---- Dataset excerpts

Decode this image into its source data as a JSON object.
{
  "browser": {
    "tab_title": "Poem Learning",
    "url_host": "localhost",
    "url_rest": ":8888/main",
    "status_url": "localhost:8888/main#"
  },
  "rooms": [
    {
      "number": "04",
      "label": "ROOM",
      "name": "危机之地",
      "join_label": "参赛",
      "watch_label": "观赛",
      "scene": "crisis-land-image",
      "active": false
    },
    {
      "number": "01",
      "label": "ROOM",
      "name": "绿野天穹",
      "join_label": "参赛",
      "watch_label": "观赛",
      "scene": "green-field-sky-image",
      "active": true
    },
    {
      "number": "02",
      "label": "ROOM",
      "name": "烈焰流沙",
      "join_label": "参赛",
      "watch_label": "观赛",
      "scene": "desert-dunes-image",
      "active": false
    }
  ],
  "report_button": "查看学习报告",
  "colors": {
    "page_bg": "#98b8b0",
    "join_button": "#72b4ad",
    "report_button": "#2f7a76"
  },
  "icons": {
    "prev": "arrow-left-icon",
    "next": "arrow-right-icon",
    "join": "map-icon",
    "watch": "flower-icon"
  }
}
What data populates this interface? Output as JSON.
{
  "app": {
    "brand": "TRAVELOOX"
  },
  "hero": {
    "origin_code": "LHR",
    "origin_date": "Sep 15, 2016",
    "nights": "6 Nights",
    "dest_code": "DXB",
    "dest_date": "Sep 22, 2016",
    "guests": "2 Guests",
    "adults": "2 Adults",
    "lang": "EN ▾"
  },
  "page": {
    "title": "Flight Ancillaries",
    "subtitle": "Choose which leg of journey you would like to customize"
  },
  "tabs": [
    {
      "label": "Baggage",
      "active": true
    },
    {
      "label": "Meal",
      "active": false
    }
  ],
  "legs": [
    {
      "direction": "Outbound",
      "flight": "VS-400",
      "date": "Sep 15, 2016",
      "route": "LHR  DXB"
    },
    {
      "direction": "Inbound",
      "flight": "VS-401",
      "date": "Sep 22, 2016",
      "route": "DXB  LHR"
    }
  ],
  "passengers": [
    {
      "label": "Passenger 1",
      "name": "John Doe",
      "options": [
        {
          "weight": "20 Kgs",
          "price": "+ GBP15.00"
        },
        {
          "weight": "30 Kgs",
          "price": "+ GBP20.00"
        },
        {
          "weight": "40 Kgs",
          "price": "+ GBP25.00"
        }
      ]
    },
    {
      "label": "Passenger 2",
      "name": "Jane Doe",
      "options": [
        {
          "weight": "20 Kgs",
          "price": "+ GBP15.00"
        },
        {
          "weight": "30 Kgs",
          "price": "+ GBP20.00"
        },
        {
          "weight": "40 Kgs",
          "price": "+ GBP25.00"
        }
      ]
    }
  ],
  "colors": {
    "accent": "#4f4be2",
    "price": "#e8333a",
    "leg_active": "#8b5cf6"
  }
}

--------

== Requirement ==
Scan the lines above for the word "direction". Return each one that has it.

== Answer space ==
      "direction": "Outbound",
      "direction": "Inbound",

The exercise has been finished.